/---

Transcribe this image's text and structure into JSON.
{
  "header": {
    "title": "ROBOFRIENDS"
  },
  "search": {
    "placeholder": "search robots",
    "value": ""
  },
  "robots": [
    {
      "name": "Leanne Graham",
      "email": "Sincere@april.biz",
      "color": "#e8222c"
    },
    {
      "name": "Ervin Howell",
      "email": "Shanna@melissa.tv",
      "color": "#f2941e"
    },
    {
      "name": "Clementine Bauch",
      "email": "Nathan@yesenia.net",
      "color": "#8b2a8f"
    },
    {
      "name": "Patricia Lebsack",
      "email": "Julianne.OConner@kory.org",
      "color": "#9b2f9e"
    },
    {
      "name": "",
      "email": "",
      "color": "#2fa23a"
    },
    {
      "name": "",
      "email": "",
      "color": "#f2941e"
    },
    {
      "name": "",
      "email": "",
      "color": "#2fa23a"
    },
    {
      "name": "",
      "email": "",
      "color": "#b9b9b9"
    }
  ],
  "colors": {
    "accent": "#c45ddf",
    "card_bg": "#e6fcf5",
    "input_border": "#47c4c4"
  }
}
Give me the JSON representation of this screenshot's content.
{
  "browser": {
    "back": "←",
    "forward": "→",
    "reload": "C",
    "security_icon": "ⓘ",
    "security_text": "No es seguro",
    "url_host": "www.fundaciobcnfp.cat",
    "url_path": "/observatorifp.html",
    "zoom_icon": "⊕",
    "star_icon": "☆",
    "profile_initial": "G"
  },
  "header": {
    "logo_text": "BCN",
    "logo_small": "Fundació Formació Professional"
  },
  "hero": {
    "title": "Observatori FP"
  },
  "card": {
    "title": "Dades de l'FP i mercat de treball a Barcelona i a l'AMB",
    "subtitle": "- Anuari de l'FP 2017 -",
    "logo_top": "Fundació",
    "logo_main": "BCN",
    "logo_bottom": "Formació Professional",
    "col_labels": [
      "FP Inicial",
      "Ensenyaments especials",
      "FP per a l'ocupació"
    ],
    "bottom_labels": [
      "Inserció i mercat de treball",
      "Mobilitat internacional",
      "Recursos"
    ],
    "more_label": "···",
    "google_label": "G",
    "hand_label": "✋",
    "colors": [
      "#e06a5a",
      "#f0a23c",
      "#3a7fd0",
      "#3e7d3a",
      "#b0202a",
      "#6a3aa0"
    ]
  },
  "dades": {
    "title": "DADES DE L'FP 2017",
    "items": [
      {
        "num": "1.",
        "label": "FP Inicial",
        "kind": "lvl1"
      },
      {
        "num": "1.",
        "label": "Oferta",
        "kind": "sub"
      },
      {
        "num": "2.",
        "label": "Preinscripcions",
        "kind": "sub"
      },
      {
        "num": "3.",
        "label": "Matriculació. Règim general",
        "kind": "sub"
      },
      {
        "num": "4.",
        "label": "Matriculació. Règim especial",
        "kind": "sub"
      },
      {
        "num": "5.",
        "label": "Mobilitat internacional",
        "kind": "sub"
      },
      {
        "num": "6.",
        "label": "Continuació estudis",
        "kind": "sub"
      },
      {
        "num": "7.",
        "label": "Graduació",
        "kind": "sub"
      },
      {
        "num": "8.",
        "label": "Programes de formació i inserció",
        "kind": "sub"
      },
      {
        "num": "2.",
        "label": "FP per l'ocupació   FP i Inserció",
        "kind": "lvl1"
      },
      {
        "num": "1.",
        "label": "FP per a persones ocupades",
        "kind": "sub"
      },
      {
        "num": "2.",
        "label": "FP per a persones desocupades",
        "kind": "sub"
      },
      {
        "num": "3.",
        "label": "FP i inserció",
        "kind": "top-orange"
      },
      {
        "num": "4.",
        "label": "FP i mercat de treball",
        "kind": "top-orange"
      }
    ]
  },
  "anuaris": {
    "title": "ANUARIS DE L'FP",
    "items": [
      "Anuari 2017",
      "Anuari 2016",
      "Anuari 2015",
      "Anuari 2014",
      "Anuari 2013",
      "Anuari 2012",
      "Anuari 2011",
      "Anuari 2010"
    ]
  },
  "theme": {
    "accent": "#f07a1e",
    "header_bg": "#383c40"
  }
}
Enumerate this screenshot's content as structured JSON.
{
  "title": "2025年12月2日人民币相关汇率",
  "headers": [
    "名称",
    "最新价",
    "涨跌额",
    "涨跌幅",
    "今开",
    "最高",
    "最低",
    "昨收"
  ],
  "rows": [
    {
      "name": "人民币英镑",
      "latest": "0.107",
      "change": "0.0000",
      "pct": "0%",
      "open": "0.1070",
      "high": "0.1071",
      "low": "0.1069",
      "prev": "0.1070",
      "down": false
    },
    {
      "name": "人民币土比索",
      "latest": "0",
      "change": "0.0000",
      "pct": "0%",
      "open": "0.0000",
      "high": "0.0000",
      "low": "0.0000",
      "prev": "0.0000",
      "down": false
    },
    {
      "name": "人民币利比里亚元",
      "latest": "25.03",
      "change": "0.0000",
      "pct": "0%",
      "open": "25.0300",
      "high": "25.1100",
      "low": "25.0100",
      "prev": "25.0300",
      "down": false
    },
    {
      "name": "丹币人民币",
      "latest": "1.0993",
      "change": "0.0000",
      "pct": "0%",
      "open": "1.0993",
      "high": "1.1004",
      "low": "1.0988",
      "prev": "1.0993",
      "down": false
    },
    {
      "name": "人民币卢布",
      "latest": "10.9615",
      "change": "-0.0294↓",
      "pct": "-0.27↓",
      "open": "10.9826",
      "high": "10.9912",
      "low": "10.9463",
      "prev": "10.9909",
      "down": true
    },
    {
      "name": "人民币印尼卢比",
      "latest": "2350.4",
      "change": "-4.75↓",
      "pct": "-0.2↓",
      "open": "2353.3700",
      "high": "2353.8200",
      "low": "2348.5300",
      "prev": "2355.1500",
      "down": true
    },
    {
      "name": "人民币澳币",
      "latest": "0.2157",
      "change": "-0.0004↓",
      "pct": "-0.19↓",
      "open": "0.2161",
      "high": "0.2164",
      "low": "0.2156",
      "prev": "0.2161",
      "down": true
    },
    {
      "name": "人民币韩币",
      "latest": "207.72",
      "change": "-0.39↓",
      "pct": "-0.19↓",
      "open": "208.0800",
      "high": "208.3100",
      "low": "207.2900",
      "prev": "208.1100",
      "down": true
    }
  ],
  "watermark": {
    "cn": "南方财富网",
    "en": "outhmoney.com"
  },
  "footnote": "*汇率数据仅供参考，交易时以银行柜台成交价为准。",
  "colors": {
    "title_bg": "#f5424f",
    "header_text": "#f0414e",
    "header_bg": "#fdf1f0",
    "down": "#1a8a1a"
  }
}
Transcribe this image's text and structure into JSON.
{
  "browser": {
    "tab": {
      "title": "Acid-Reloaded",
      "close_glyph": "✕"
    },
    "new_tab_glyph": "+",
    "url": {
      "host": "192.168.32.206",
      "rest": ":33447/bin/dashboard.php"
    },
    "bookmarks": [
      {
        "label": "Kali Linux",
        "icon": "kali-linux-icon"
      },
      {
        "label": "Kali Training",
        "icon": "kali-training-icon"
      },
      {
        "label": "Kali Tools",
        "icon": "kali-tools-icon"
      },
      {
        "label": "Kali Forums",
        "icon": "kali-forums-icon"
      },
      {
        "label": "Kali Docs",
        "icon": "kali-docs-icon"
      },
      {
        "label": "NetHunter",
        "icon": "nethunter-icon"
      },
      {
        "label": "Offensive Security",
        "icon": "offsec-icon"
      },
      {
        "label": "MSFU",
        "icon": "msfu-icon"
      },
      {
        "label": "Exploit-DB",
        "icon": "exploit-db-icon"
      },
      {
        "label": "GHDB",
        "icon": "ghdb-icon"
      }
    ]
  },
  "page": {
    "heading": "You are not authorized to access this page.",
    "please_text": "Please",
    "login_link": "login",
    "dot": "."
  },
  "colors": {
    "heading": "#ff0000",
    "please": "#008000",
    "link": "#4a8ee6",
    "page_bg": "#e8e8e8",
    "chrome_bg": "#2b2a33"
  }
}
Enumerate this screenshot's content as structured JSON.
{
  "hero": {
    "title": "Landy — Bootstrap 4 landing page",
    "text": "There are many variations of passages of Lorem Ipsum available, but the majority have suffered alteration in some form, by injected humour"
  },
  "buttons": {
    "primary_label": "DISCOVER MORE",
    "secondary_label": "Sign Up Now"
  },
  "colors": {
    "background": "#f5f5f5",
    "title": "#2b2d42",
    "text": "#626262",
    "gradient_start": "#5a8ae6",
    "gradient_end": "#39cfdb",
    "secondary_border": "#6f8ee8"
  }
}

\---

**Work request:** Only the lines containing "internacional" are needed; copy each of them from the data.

**Task solution:**
      "Mobilitat internacional",
        "label": "Mobilitat internacional",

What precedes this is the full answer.